First Set. The problem is the overactive rhythm section playing separately from the rest and way uptempo. Is there a faster Sugaree
(don't judge until you repitch at -2%)? The one time they collude is for Minglewood
("T right here in Montego"). I actually think this is a great version - with the right source/EQ/pitch making the difference! Loser
is also good - a couple flubs, hoarse, but Jer takes a second measure in the solo and just flies. Of course they play Dewimmina
because: Jamaica ("D'jah mak'er?" - "No, she wanted to go"). But it's drummer soup - Billy and Mickey are NOT at the same show as each other OR the front line. The rest trainwrecks.
Second Set. Actually starts average with Samson
("Couldn't believe his mind") but then they can't find each other on Scarlet
. Throwing Stones
trainwrecks hard ("Waltz with the stars, the celestial balls"), they fall apart, and now you have a comparison.
Overall = 1 & 1/2 Stars
New Minglewood Blues - Bobby isn't hot maybe, but Jer is on fire - right in the middle of a bad show. This and a decent Loser and Not Fade Away make it a little better than a one-star show. Barely.
SOURCES: Part of the problem of this show has always been bad sources. All have buzzing but the friedlai is the worst. It runs too fast, has additional surface noise/dropouts, the channels are reversed, yet it has the best image (life is yin-yan!). The Clugston runs slightly slow. The streeter source doesn't have the buzz, and has the dropouts and channel problems fixed. It does, however, run too fast (needs -2% pitch)

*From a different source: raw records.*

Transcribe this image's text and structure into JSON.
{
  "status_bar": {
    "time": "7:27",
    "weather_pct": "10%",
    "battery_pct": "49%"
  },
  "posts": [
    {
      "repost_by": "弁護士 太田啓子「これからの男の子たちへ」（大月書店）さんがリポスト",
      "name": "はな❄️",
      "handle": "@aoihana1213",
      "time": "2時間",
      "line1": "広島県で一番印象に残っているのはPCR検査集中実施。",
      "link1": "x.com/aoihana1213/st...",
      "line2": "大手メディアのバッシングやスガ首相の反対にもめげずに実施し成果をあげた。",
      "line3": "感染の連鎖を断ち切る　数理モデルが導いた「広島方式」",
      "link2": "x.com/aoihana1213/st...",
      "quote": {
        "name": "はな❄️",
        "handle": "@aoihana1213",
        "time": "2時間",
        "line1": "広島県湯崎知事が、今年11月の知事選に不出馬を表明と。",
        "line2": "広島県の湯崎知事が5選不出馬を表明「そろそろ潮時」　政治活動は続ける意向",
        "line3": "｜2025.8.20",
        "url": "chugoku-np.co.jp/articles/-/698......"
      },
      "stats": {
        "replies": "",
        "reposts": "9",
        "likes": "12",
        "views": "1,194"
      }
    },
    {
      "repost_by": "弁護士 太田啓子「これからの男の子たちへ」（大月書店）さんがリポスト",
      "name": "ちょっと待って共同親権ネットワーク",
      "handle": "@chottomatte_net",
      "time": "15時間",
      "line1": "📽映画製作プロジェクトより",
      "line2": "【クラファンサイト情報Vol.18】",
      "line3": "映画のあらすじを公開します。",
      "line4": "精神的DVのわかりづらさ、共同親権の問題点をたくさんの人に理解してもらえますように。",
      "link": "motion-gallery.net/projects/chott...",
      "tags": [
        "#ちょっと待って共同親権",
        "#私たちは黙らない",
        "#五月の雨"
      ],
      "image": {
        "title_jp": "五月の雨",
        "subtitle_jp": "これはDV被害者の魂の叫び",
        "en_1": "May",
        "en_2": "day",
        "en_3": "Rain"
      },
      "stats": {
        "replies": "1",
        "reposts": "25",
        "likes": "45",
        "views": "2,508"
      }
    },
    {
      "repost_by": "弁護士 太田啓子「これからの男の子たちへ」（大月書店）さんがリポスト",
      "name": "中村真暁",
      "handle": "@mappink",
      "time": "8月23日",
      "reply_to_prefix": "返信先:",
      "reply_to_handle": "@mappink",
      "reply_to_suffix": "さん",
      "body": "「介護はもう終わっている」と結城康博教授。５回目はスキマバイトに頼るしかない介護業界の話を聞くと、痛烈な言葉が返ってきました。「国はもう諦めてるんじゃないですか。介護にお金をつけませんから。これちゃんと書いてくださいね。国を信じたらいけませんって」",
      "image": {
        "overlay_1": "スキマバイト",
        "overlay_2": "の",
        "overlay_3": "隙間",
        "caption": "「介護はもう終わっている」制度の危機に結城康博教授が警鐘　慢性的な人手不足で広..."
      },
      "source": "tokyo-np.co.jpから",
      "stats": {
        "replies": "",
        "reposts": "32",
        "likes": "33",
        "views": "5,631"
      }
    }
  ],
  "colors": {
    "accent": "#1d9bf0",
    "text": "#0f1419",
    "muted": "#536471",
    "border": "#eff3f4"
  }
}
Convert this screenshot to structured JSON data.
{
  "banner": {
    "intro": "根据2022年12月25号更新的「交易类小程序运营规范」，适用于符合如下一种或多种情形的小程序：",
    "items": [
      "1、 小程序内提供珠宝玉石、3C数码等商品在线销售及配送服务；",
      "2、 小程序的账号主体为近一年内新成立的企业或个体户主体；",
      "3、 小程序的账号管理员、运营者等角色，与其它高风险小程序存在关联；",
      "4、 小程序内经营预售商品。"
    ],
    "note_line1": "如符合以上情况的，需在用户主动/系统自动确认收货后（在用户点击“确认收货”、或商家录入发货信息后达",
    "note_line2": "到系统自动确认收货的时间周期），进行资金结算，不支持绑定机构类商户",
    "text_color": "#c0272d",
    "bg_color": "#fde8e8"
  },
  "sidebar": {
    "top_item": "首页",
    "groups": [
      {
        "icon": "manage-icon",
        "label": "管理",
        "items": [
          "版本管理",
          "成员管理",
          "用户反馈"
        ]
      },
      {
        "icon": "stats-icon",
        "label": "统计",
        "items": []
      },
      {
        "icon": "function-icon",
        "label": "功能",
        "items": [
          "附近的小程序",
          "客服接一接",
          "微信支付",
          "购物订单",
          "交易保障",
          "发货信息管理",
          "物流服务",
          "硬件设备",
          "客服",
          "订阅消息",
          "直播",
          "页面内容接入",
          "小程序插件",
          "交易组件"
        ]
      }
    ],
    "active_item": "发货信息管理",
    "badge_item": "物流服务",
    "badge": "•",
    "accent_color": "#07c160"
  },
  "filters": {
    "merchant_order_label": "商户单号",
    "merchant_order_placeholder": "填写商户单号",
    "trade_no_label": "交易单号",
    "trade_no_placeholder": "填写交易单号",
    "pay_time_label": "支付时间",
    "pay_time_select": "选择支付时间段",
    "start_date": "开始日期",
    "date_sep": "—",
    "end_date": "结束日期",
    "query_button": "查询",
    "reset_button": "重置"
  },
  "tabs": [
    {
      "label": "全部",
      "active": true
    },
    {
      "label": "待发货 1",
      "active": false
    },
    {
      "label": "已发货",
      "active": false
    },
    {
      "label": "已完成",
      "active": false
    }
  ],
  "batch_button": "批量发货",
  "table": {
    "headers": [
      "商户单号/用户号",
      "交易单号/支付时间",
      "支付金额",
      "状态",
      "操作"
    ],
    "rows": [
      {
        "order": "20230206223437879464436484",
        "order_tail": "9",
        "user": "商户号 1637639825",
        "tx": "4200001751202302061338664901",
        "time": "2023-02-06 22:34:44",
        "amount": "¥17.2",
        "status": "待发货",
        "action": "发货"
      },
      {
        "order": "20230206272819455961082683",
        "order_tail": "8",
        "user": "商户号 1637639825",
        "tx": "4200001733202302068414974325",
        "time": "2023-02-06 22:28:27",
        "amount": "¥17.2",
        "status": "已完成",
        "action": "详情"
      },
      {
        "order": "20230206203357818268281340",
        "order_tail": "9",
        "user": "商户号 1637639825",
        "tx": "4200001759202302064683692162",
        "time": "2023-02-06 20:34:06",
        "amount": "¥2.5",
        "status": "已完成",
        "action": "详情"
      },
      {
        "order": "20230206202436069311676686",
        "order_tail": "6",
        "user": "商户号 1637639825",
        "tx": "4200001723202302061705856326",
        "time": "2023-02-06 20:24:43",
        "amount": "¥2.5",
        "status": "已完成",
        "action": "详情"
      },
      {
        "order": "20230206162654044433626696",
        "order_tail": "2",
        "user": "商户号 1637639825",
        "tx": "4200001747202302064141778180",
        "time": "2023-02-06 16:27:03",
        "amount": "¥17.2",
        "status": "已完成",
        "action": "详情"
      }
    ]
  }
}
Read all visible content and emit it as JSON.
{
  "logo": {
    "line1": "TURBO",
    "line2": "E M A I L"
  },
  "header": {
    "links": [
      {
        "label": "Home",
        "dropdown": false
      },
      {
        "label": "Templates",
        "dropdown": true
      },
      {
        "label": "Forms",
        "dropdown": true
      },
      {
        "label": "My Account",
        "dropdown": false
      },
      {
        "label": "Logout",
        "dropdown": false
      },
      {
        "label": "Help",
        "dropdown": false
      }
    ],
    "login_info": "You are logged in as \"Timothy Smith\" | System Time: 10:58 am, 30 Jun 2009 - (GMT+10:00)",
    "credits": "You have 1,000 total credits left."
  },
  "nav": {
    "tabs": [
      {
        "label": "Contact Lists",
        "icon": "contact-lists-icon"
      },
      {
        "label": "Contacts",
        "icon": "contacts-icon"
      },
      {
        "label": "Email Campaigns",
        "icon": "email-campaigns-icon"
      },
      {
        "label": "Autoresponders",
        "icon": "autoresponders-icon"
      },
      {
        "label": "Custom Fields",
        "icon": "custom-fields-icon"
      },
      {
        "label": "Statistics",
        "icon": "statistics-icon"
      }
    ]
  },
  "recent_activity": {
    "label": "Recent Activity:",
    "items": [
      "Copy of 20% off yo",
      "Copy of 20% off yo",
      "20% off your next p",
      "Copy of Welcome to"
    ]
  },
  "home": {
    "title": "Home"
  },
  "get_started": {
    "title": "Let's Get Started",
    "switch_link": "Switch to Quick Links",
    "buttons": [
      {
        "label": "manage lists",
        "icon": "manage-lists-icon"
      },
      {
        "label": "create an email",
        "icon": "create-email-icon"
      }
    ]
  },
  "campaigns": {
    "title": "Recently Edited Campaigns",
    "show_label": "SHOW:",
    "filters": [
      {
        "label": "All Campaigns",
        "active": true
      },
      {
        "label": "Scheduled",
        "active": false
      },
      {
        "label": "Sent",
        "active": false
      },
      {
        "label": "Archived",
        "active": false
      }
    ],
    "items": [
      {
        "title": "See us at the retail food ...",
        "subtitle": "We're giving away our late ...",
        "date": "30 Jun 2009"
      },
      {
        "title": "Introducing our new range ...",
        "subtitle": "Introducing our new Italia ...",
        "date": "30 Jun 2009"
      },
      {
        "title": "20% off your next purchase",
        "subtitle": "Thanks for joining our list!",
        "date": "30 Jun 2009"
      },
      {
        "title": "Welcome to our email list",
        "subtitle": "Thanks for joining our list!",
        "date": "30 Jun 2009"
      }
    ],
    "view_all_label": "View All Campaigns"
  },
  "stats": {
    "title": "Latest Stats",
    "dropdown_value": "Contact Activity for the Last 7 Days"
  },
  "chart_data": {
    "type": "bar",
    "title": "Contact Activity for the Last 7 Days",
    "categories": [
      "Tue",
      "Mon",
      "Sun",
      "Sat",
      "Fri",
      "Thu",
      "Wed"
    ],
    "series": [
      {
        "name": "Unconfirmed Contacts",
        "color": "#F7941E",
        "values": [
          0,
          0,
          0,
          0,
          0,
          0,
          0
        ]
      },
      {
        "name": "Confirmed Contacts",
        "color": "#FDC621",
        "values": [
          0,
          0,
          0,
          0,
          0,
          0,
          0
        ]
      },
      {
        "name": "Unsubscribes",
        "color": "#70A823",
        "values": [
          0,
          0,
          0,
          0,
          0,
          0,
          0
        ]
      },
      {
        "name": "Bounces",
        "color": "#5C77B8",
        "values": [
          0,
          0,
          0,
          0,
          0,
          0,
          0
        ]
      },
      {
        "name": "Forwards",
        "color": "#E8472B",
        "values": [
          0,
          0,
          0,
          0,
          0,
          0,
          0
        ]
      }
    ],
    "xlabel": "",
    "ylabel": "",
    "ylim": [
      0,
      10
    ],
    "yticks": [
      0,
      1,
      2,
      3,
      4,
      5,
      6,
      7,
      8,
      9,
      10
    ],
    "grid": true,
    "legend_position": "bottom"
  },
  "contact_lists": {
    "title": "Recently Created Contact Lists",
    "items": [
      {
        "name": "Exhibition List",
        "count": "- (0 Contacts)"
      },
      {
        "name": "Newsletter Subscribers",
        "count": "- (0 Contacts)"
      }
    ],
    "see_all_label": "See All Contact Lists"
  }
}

. Apparently the other sources are actually the local FM-broadcast but the streeter.21065 is best, once repitched (and until Charlie Miller remasters the show like he did so wonderfully with the streeter source for the Clash sets). If this is a 5-star show (and one of the best shows they ever played), please share your example of a 2 or 3-star show.